While Lewis’s set may have been the revelation of the festival (for me, at least), saxophonist William Edward Jordan, better known as “Kidd”, took the stage again to close out this year’s festival. Jordan, playfully referring to his now-outdated nickname as the “world’s oldest kid.” Jordan doesn’t play around when it comes to his music however, and–in his second appearance at this year’s Vision Fest and too many other Visions for me to collect right now–led the group in a rousing final set.
Kidd Jordan
Jordan is seemingly a Janus face of free/avant jazz: seamlessly incorporating the past, present, and future all in one persona. Jordan’s earlier forays this year drew the New Orleans native repeatedly back to the Blues; this set initially focused more on the free improvisation he’s brought to the festival repeatedly over the years–though soon detoured right back in the Blues when the spirit so moved him and he felt confident his collaborators could make the journey with him.

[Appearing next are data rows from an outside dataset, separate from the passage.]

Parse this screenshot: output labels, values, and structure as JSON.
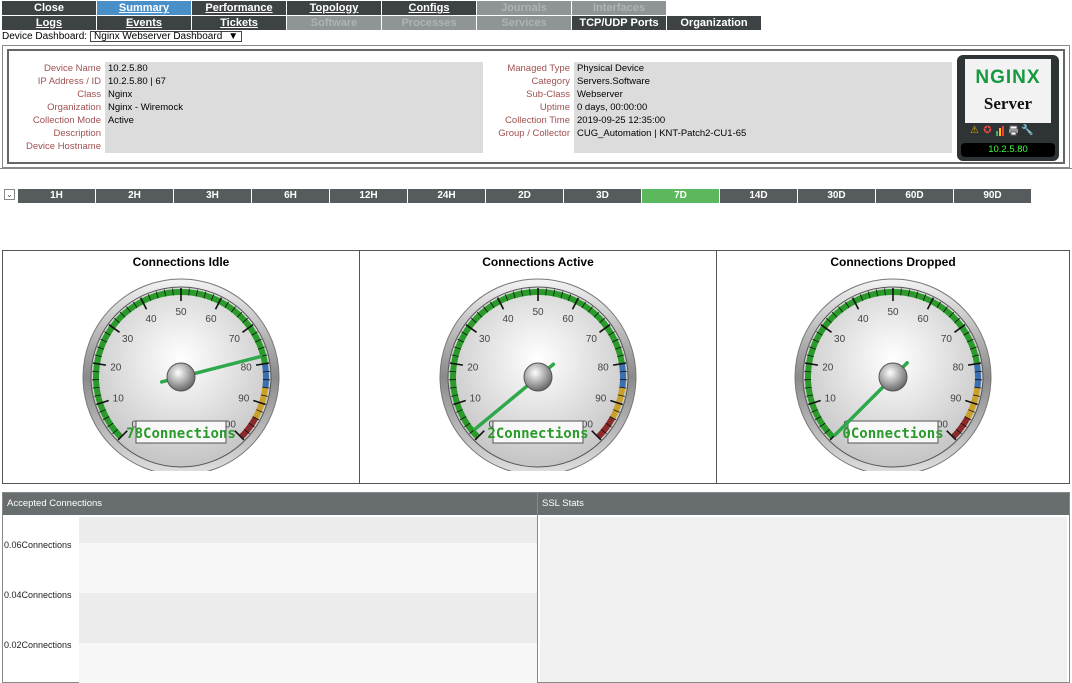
{
  "nav": {
    "row1": [
      {
        "label": "Close",
        "state": "normal"
      },
      {
        "label": "Summary",
        "state": "active"
      },
      {
        "label": "Performance",
        "state": "normal"
      },
      {
        "label": "Topology",
        "state": "normal"
      },
      {
        "label": "Configs",
        "state": "normal"
      },
      {
        "label": "Journals",
        "state": "disabled"
      },
      {
        "label": "Interfaces",
        "state": "disabled"
      }
    ],
    "row2": [
      {
        "label": "Logs",
        "state": "normal"
      },
      {
        "label": "Events",
        "state": "normal"
      },
      {
        "label": "Tickets",
        "state": "normal"
      },
      {
        "label": "Software",
        "state": "disabled"
      },
      {
        "label": "Processes",
        "state": "disabled"
      },
      {
        "label": "Services",
        "state": "disabled"
      },
      {
        "label": "TCP/UDP Ports",
        "state": "normal"
      },
      {
        "label": "Organization",
        "state": "normal"
      }
    ]
  },
  "dashboard": {
    "label": "Device Dashboard:",
    "selected": "Nginx Webserver Dashboard",
    "arrow": "▼"
  },
  "device": {
    "left": [
      {
        "label": "Device Name",
        "value": "10.2.5.80"
      },
      {
        "label": "IP Address / ID",
        "value": "10.2.5.80 | 67"
      },
      {
        "label": "Class",
        "value": "Nginx"
      },
      {
        "label": "Organization",
        "value": "Nginx - Wiremock"
      },
      {
        "label": "Collection Mode",
        "value": "Active"
      },
      {
        "label": "Description",
        "value": ""
      },
      {
        "label": "Device Hostname",
        "value": ""
      }
    ],
    "right": [
      {
        "label": "Managed Type",
        "value": "Physical Device"
      },
      {
        "label": "Category",
        "value": "Servers.Software"
      },
      {
        "label": "Sub-Class",
        "value": "Webserver"
      },
      {
        "label": "Uptime",
        "value": "0 days, 00:00:00"
      },
      {
        "label": "Collection Time",
        "value": "2019-09-25 12:35:00"
      },
      {
        "label": "Group / Collector",
        "value": "CUG_Automation | KNT-Patch2-CU1-65"
      }
    ],
    "logo": {
      "brand": "NGINX",
      "server": "Server",
      "ip": "10.2.5.80",
      "icons": [
        "warning-icon",
        "lifebuoy-icon",
        "bar-chart-icon",
        "printer-icon",
        "wrench-icon"
      ]
    }
  },
  "time_ranges": {
    "options": [
      "1H",
      "2H",
      "3H",
      "6H",
      "12H",
      "24H",
      "2D",
      "3D",
      "7D",
      "14D",
      "30D",
      "60D",
      "90D"
    ],
    "selected": "7D"
  },
  "gauges": [
    {
      "title": "Connections Idle",
      "value": 78,
      "readout": "78Connections",
      "min": 0,
      "max": 100
    },
    {
      "title": "Connections Active",
      "value": 2,
      "readout": "2Connections",
      "min": 0,
      "max": 100
    },
    {
      "title": "Connections Dropped",
      "value": 0,
      "readout": "0Connections",
      "min": 0,
      "max": 100
    }
  ],
  "gauge_ticks": [
    "0",
    "10",
    "20",
    "30",
    "40",
    "50",
    "60",
    "70",
    "80",
    "90",
    "100"
  ],
  "charts": {
    "accepted": {
      "title": "Accepted Connections",
      "y_labels": [
        "0.06Connections",
        "0.04Connections",
        "0.02Connections"
      ]
    },
    "ssl": {
      "title": "SSL Stats"
    }
  },
  "colors": {
    "tab": "#3d4345",
    "tab_active": "#4a90c8",
    "time_active": "#5cb85c",
    "needle": "#2ea84a",
    "gauge_green": "#2a9a2a"
  }
}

Jordan dedicated his set to the memory of the victims of the attack earlier that day in Florida, invoking the determination that “nobody else get [should] by messed up like that at any time”. And with that thought, he sent us off into the night.
This really does wrap up our daily Vision coverage, but we’ll check back in with a full review. Be sure to tune in to our next Suga’ in My Bowl show with drummer Andrew Cyrille this Sunday at 11 PM EST on WBAI and streaming worldwide online.
Hank Williams is an associate producer for Suga’ in My Bowl on WBAI Radio and webmaster for the Suga’ and Behind the Mic sites. He is also a PhD candidate in English and Africana Studies at the CUNY Graduate Center and teaches at Hunter and Lehman Colleges and The City College of New York.